I just read an outstandingly interesting blog post, about how Google and others optimize the performance of their servers – and on the importance of finding subtle bugs (some of which are so subtle they don’t even qualify for the term “bug”, but nevertheless are so influential as to define the performance of an entire complex system). It’s recommended reading for anyone interested in complex systems – and for those who just want an insight into how Google works. One of those (sadly rare) things you read that give a whole new perspective. Continue reading
CAMBRIDGE, UK, and SAN JOSE, CA, 22nd November 2016
Codasip, the leading RISC-V processor IP provider, and UltraSoC, the leading provider of semiconductor IP for on-chip analytics, performance optimization and hardware-based security and debug, announced a broad collaboration to integrate the Codix-Bk series of RISC-V compliant processor cores seamlessly with the UltraSoC environment. As RISC-V based SoCs enter the mainstream, the need for commercial support with production-quality debug, analysis and bring-up tools become critical. This collaboration provides the RISC-V community with capabilities that go beyond those available to proprietary processors and instruction set architectures (ISAs). Continue reading
Last month saw two major events in the electronics industry, both of which are significant for the UK for both business and technology reasons.
First (as anyone with even a passing interest in the semiconductor industry will already know) Softbank bought ARM for a reported $31M. The only global-scale technology company in the UK is now Japanese owned.
JTAG (or IEEE1149, to give it its official title) is a remarkable success story. A humble technology, originally conceived to help test printed circuit boards, it has been in practical use for around 30 years. It is deeply embedded in almost every chip design – so much so that NOT using it has become the exception rather than the rule.

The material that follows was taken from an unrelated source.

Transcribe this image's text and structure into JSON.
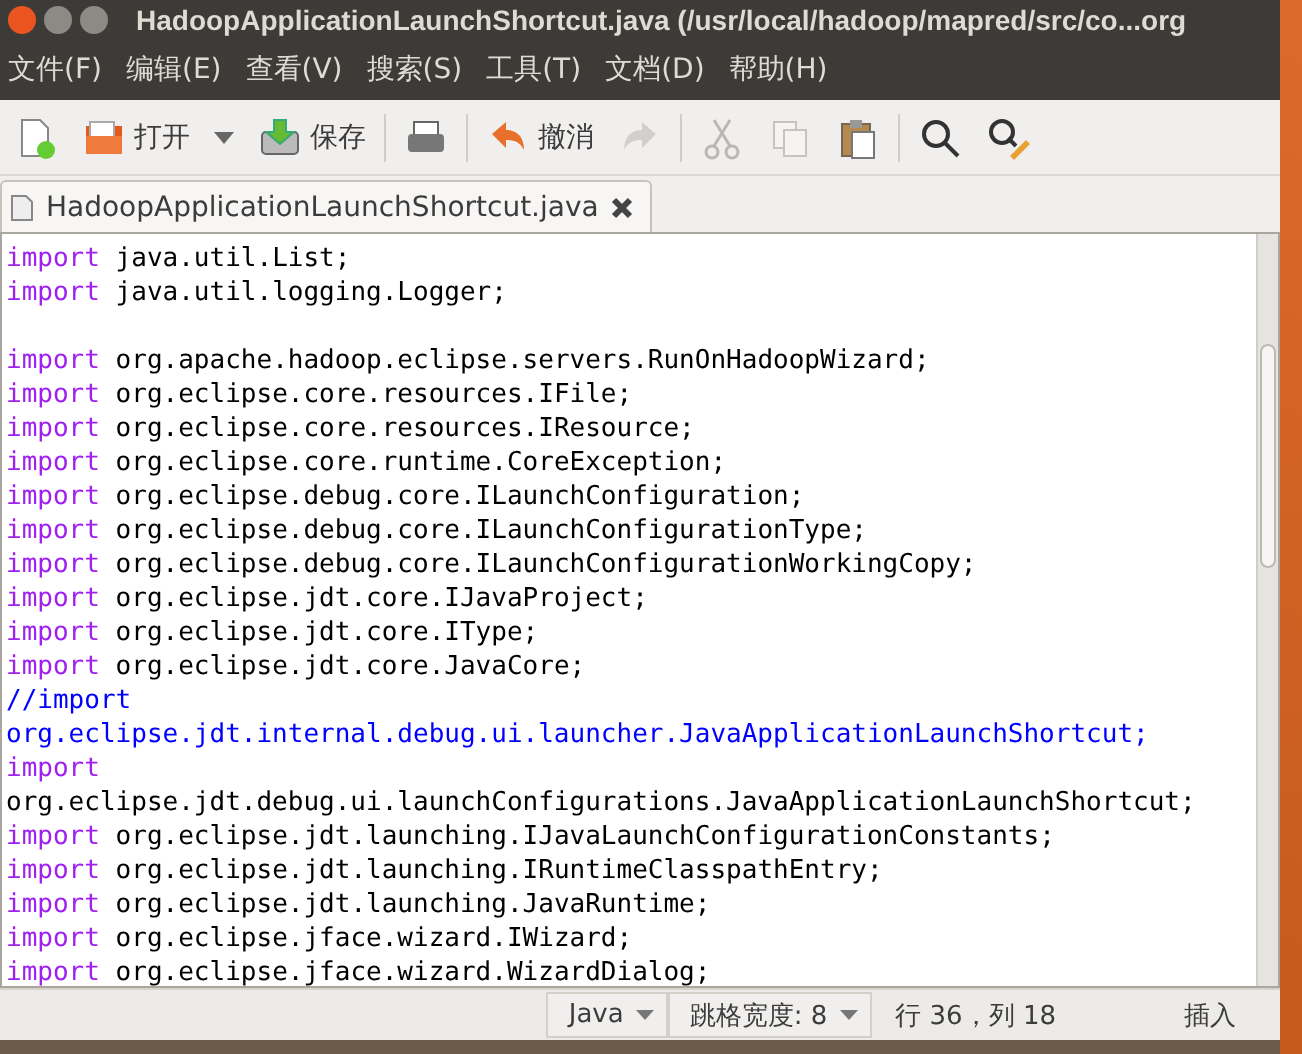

And yet for all its success, JTAG really is woefully inadequate as an SoC debug interface. By modern standards, it is slow: a maximum throughput of 6Mbps doesn’t even scratch the surface of today’s designs, which boast SerDes interfaces that function at 1000x times that rate, and routinely clock at gigahertz speeds. Continue reading
Last week I attended the very stimulating and illuminating 4th RISC-V Workshop at the MIT campus in Boston. The event was sold out with over 250 attendees representing 63 companies and 42 universities!
If you are not aware, RISC-V (pronounced “RISK Five”) is an open-source CPU instruction set architecture (ISA) that many in the industry are touting as “the Linux of hardware”. Continue reading
If you follow the semiconductor industry, you’ll have read a lot about the “semiconductor productivity crisis”: and it is a business issue, not just an engineering one.
As chips get more complex, the argument goes, they become ever harder to design: the tools available to us haven’t kept up with process technology, Moore’s Law and the increasing use (and re-use) of IP. Complexity has grown exponentially – the intelligence in the development process has not.
And this has a disproportionate impact on the cost and profitability of the business.
But is silicon design REALLY the problem? Continue reading
Today’s embedded development projects are more complex than ever – but the good news is that designers have never been better supported with hardware and software tools that can help make their ideas a reality. At UltraSoC we see ourselves as very much a part of that enabling ecosystem: and that’s why we partner with providers of best-in-class development tools that can help engineers to make maximum use of our monitoring and analytics products. Continue reading
An interesting blog by Don Dingee over at SemiWiki poses the question “Should there be a five second rule for IoT chips?”
Don worries that today’s (and tomorrow’s) IoT chips may not be sufficiently well validated and tested for manufacturers to be able to confidently deploy them “anywhere”.
In Don’s view, “Allowing consumers to put these IoT chips that we just slapped together in their ‘mouths’ or other sensitive places and find out what happens is asking for trouble.”
And he’s right.
Ed Sperling’s recent excellent article about the challenges of gathering and processing data for system-level design really got me thinking.
Ed summarizes some very relevant and pithy thoughts coming from a number of different parts of our industry – including EDA vendors, design houses, and IP providers. Rightly in my opinion, he identifies the challenges of collecting relevant data throughout the development process (although without mentioning the possibility that the data gathering process might extend into the real life deployment of the SoC into an end product). And I’d certainly agree that another challenge is to process that data to provide engineers with a dashboard view of what’s going on inside their SoCs.